Whether he scanned the mail and pocketed it in his foxhole with artillery screaming around or snow raining down, or in a barn with bullets whizzing past, and whatever information it contained, mail from home was the oxygen of an infantryman’s life.
Even when they were roused from their foxholes at midnight or in the early morning hours during World War II, exhausted, frightened and utterly spent infantrymen welcomed mailclerks like lost family members.
For, next to food and good health, mail from home was the most critical component of an infantryman’s ability to function on the frontlines in World War II. The soldier who made an emotional connection by means of homely words, pictures and home-baked goods, received repeated reinforcement that normalcy and security still prevailed somewhere in the world; and even under the most trying circumstances, he felt, at least briefly, whole again and normal.

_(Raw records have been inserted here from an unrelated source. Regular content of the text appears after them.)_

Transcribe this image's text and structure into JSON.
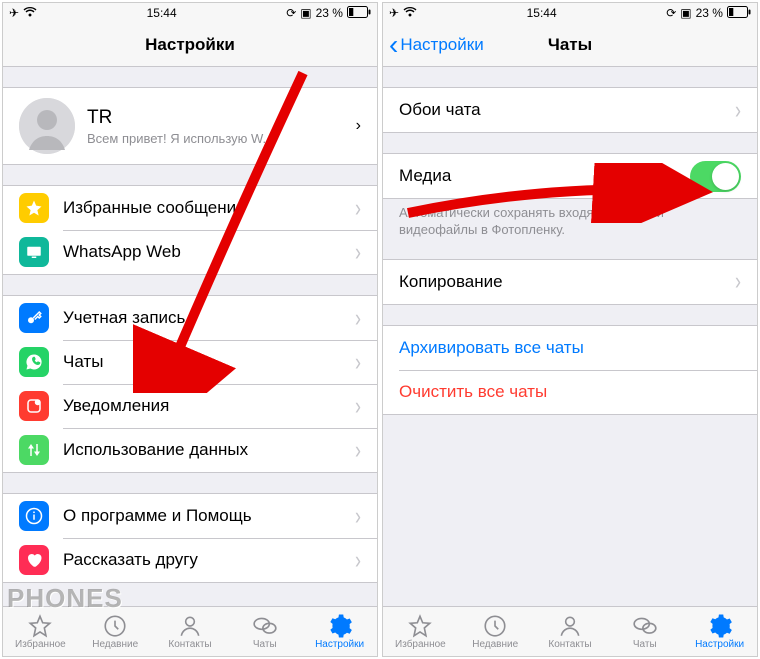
{
  "status": {
    "time": "15:44",
    "battery": "23 %"
  },
  "left": {
    "title": "Настройки",
    "profile": {
      "name": "TR",
      "status": "Всем привет! Я использую W..."
    },
    "group2": [
      {
        "label": "Избранные сообщения"
      },
      {
        "label": "WhatsApp Web"
      }
    ],
    "group3": [
      {
        "label": "Учетная запись"
      },
      {
        "label": "Чаты"
      },
      {
        "label": "Уведомления"
      },
      {
        "label": "Использование данных"
      }
    ],
    "group4": [
      {
        "label": "О программе и Помощь"
      },
      {
        "label": "Рассказать другу"
      }
    ]
  },
  "right": {
    "back": "Настройки",
    "title": "Чаты",
    "wallpaper": "Обои чата",
    "media": "Медиа",
    "media_note": "Автоматически сохранять входящие фото и видеофайлы в Фотопленку.",
    "backup": "Копирование",
    "archive": "Архивировать все чаты",
    "clear": "Очистить все чаты"
  },
  "tabs": [
    "Избранное",
    "Недавние",
    "Контакты",
    "Чаты",
    "Настройки"
  ],
  "watermark": "PHONES"
}
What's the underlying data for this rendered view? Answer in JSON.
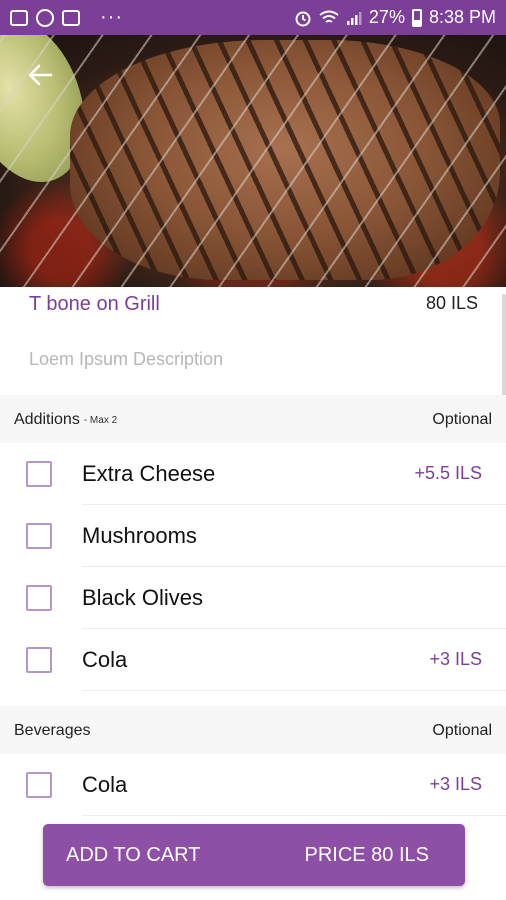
{
  "status_bar": {
    "icons_left": [
      "image-icon",
      "messenger-icon",
      "mail-icon"
    ],
    "more": "···",
    "battery": "27%",
    "time": "8:38 PM"
  },
  "colors": {
    "accent": "#7b3f98",
    "button": "#8e4fa6",
    "checkbox_border": "#b596c8"
  },
  "item": {
    "title": "T bone on Grill",
    "price": "80 ILS",
    "description": "Loem Ipsum Description"
  },
  "additions": {
    "header": "Additions",
    "sub": "- Max 2",
    "optional": "Optional",
    "options": [
      {
        "label": "Extra Cheese",
        "price": "+5.5 ILS"
      },
      {
        "label": "Mushrooms",
        "price": ""
      },
      {
        "label": "Black Olives",
        "price": ""
      },
      {
        "label": "Cola",
        "price": "+3 ILS"
      }
    ]
  },
  "beverages": {
    "header": "Beverages",
    "optional": "Optional",
    "options": [
      {
        "label": "Cola",
        "price": "+3 ILS"
      }
    ]
  },
  "cart_button": {
    "label": "ADD TO CART",
    "price": "PRICE 80 ILS"
  }
}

While inhaling that passing whiff of normalcy and peace, the fighter was able to turn his thoughts backward, savoring, however fleetingly, the large and small tidbits of that normal, peaceful existence that he desperately longed to resume. And this longing often carried even the most dispirited and bedraggled soldier past the life-threatening emotional crises which are the moment-by-moment lot of the infantryman hurled into his barbaric state.
As a mail clerk/company clerk, I often crept up to foxholes at midnight or later, sometimes carrying hot food along with the mail. From a handwritten diary I kept at the time, I have confirmed the exact times when my unit, Co. D, 345th Infantry, was fed semi-hot chow in their foxholes. I use the term “semi-hot” because, although the food wasn’t cold boxed rations, by the time it reached the fighter during the frigid Battle of the Bulge, it was often tepid—and thoroughly mixed up.

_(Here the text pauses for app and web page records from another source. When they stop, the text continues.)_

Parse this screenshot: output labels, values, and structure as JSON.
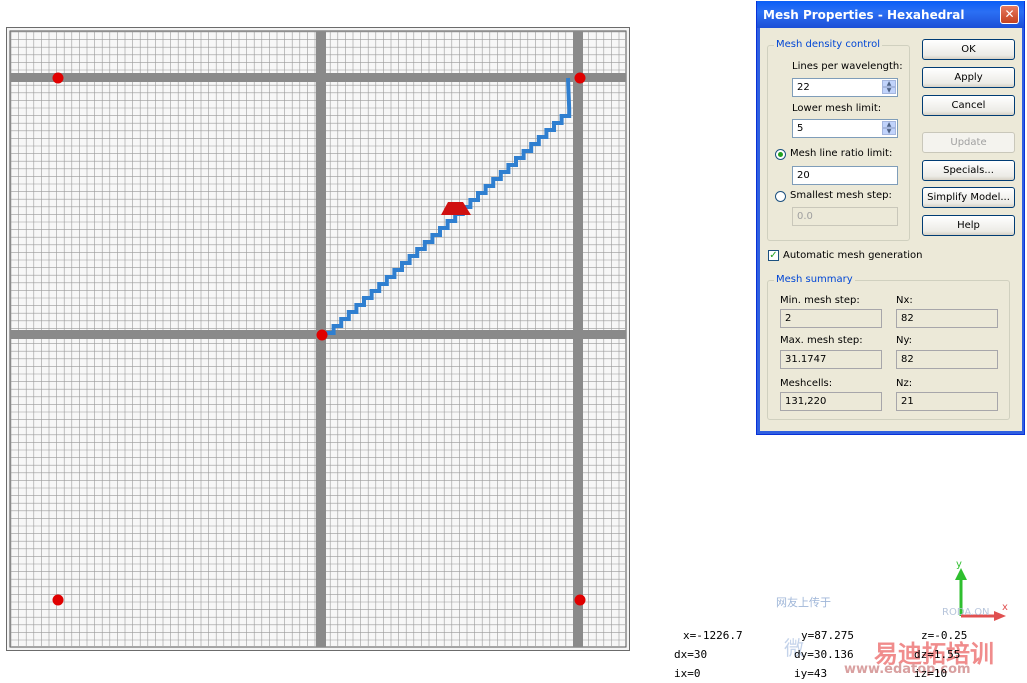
{
  "dialog": {
    "title": "Mesh Properties - Hexahedral",
    "close_label": "✕",
    "density_group": {
      "title": "Mesh density control",
      "lines_per_wavelength_label": "Lines per wavelength:",
      "lines_per_wavelength_value": "22",
      "lower_mesh_limit_label": "Lower mesh limit:",
      "lower_mesh_limit_value": "5",
      "mesh_line_ratio_label": "Mesh line ratio limit:",
      "mesh_line_ratio_value": "20",
      "mesh_line_ratio_selected": true,
      "smallest_mesh_step_label": "Smallest mesh step:",
      "smallest_mesh_step_value": "0.0",
      "smallest_mesh_step_selected": false
    },
    "buttons": {
      "ok": "OK",
      "apply": "Apply",
      "cancel": "Cancel",
      "update": "Update",
      "specials": "Specials...",
      "simplify": "Simplify Model...",
      "help": "Help"
    },
    "auto_mesh": {
      "label": "Automatic mesh generation",
      "checked": true,
      "mark": "✓"
    },
    "summary": {
      "title": "Mesh summary",
      "min_step_label": "Min. mesh step:",
      "min_step_value": "2",
      "max_step_label": "Max. mesh step:",
      "max_step_value": "31.1747",
      "meshcells_label": "Meshcells:",
      "meshcells_value": "131,220",
      "nx_label": "Nx:",
      "nx_value": "82",
      "ny_label": "Ny:",
      "ny_value": "82",
      "nz_label": "Nz:",
      "nz_value": "21"
    }
  },
  "coordinates": {
    "x": "x=-1226.7",
    "y": "y=87.275",
    "z": "z=-0.25",
    "dx": "dx=30",
    "dy": "dy=30.136",
    "dz": "dz=1.55",
    "ix": "ix=0",
    "iy": "iy=43",
    "iz": "iz=10"
  },
  "axis_labels": {
    "y": "y",
    "x": "x"
  },
  "watermark": {
    "line1": "网友上传于",
    "line2": "RODA.ON",
    "brand": "易迪拓培训",
    "site": "www.edatop.com",
    "mark": "微"
  },
  "colors": {
    "accent": "#0a5ef6",
    "port_dot": "#e00000",
    "trace": "#2f7fd0",
    "mesh_line": "#9a9a9a",
    "feed_marker": "#d01010"
  }
}
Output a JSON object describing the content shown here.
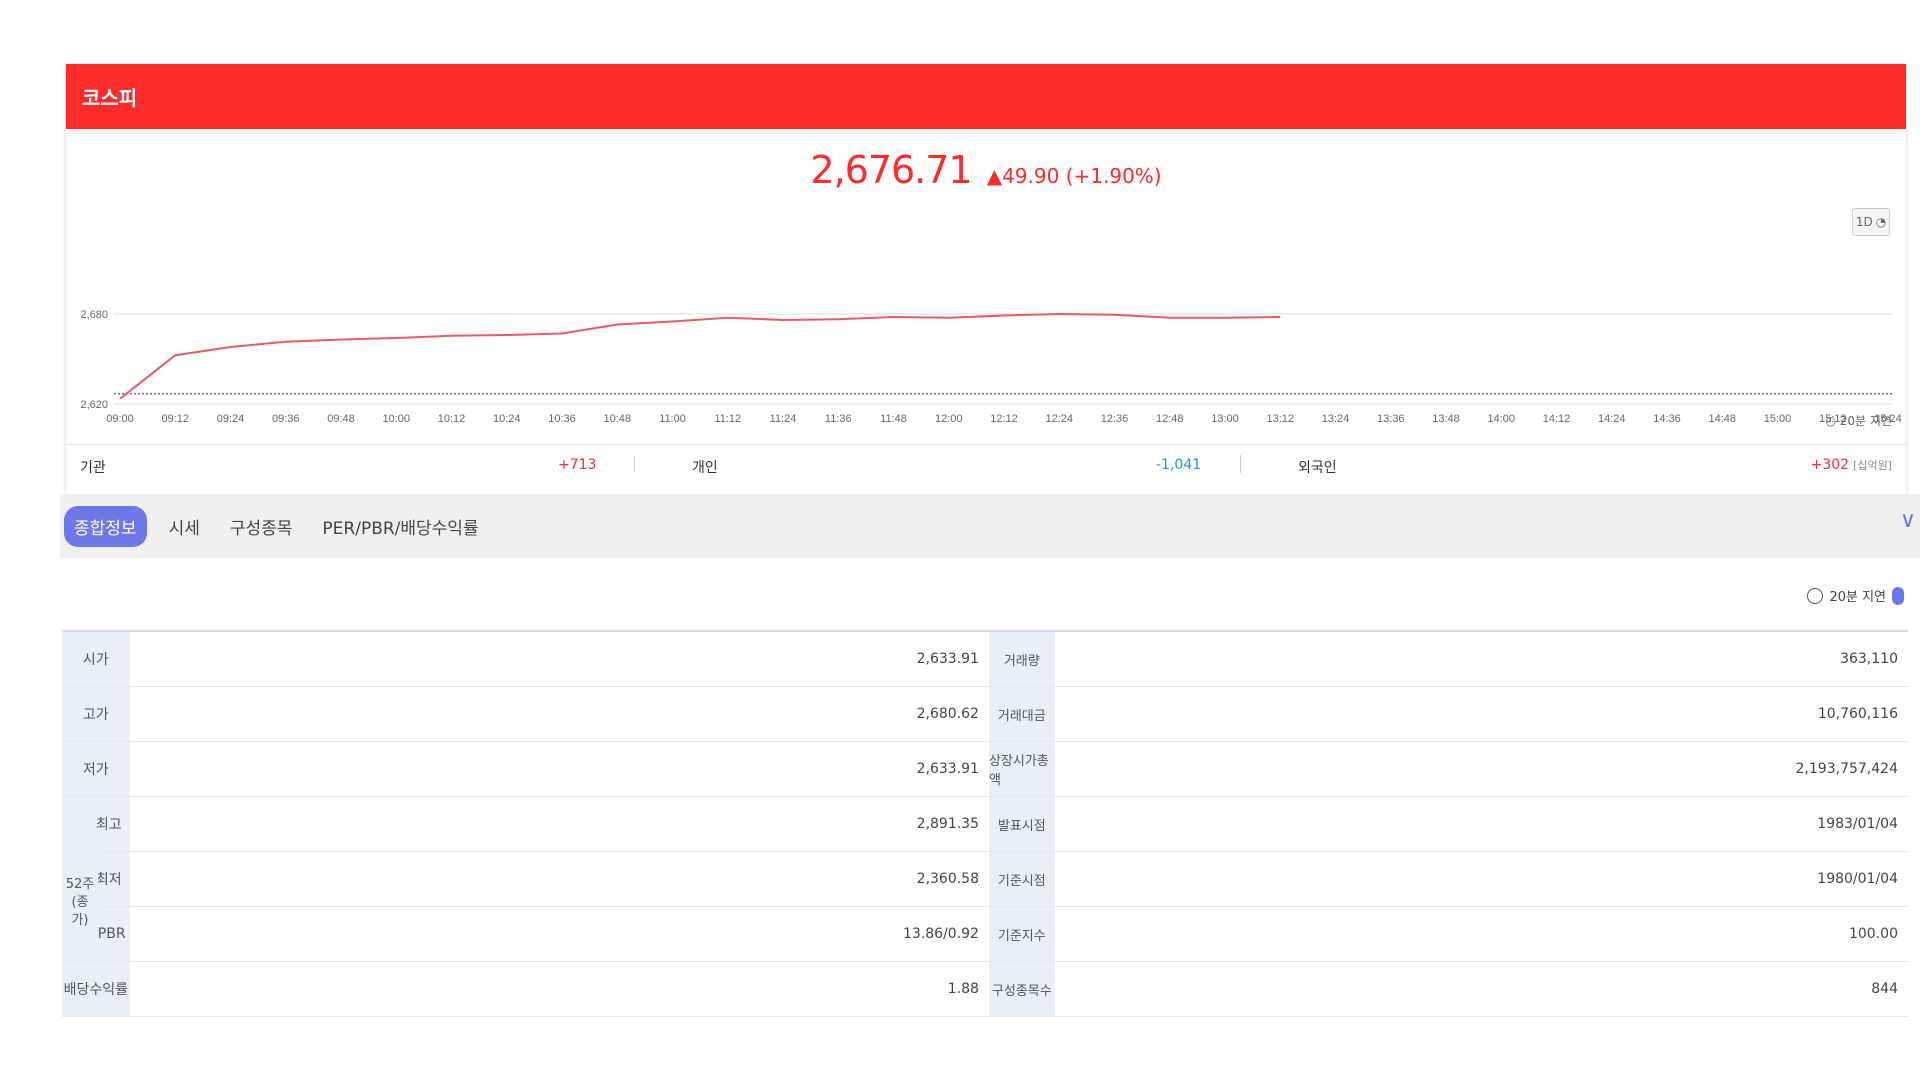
{
  "index": {
    "name": "코스피",
    "price": "2,676.71",
    "change": "▲49.90 (+1.90%)",
    "period_button": "1D",
    "delay_note": "20분 지연"
  },
  "chart_data": {
    "type": "line",
    "x": [
      "09:00",
      "09:12",
      "09:24",
      "09:36",
      "09:48",
      "10:00",
      "10:12",
      "10:24",
      "10:36",
      "10:48",
      "11:00",
      "11:12",
      "11:24",
      "11:36",
      "11:48",
      "12:00",
      "12:12",
      "12:24",
      "12:36",
      "12:48",
      "13:00",
      "13:12"
    ],
    "values": [
      2623.5,
      2652.5,
      2658.0,
      2661.5,
      2663.0,
      2664.0,
      2665.5,
      2666.0,
      2667.0,
      2673.0,
      2675.0,
      2677.5,
      2676.0,
      2676.5,
      2678.0,
      2677.5,
      2679.0,
      2680.0,
      2679.5,
      2677.5,
      2677.5,
      2678.0
    ],
    "x_axis_ticks": [
      "09:00",
      "09:12",
      "09:24",
      "09:36",
      "09:48",
      "10:00",
      "10:12",
      "10:24",
      "10:36",
      "10:48",
      "11:00",
      "11:12",
      "11:24",
      "11:36",
      "11:48",
      "12:00",
      "12:12",
      "12:24",
      "12:36",
      "12:48",
      "13:00",
      "13:12",
      "13:24",
      "13:36",
      "13:48",
      "14:00",
      "14:12",
      "14:24",
      "14:36",
      "14:48",
      "15:00",
      "15:12",
      "15:24"
    ],
    "y_ticks": [
      "2,680",
      "2,620"
    ],
    "ylim": [
      2620,
      2680
    ],
    "baseline": 2626.81,
    "color": "#e85a6a",
    "grid": true
  },
  "investors": [
    {
      "label": "기관",
      "value": "+713"
    },
    {
      "label": "개인",
      "value": "-1,041"
    },
    {
      "label": "외국인",
      "value": "+302",
      "unit": "[십억원]"
    }
  ],
  "tabs": [
    "종합정보",
    "시세",
    "구성종목",
    "PER/PBR/배당수익률"
  ],
  "active_tab": "종합정보",
  "table_delay": "20분 지연",
  "table": {
    "rows": [
      {
        "l1": "시가",
        "v1": "2,633.91",
        "l2": "거래량",
        "v2": "363,110"
      },
      {
        "l1": "고가",
        "v1": "2,680.62",
        "l2": "거래대금",
        "v2": "10,760,116"
      },
      {
        "l1": "저가",
        "v1": "2,633.91",
        "l2": "상장시가총액",
        "v2": "2,193,757,424"
      },
      {
        "l1": "최고",
        "v1": "2,891.35",
        "l2": "발표시점",
        "v2": "1983/01/04"
      },
      {
        "l1": "최저",
        "v1": "2,360.58",
        "l2": "기준시점",
        "v2": "1980/01/04"
      },
      {
        "l1": "PER/PBR",
        "v1": "13.86/0.92",
        "l2": "기준지수",
        "v2": "100.00"
      },
      {
        "l1": "배당수익률",
        "v1": "1.88",
        "l2": "구성종목수",
        "v2": "844"
      }
    ],
    "group_label_52w": "52주 (종가)"
  }
}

Reduced to its simplest terms, warm food was physically-sustaining, while mail was spiritually-sustaining. Of course, warm food was not as a regular practice doled out to soldiers in foxholes.
When a respite came, the cooks and kitchen personnel worked behind the lines on tall, heavy metal gas stoves, trundling the ingredients on 2 ½-ton trucks to just behind the lines. There is a famous, and typical photo, on this website depicting soldiers shouldering rifles and balancing their metal messkits overflowing with meat, potatoes, vegetable and gravy, with dessert piled on top.
For the frontline infantryman, a hot meal was not only savory; it was life-embracing. And it happened too infrequently—especially during the furious Battle of the Bulge. Once we achieved a breakout from the Bulge, warm food became more regular and plentiful.
So did mail. When boxes arrived, several soldiers usually gathered, sensing that a homebaked cake was inside. Fairly frequently, boxes would arrive for soldiers who had been killed or wounded seriously enough to be evacuated.
To meet such circumstances, it was agreed unofficially that the cake or cookies would not be returned home; it spared grief if they were consumed on the frontlines.
I recall this happening fairly often in my company. And I recall wool scarves and gloves being tried for size. They always fit.
An ASTP cadet in 1943-44, Mitchell Kaidy joined the 87th Division in March, 1944, serving until its demobilization. After the war he received a journalism education and has worked for three daily newspapers, a television station and public radio in Upstate New York. In 1963 he contributed articles to a Pulitzer Prize-winning series, and in 1993 he won a Project Censored award for free-lance investigative journalism. He was an active member of the association and served as division historian. Mitch passed away on 10 January 2013 at the age of 87.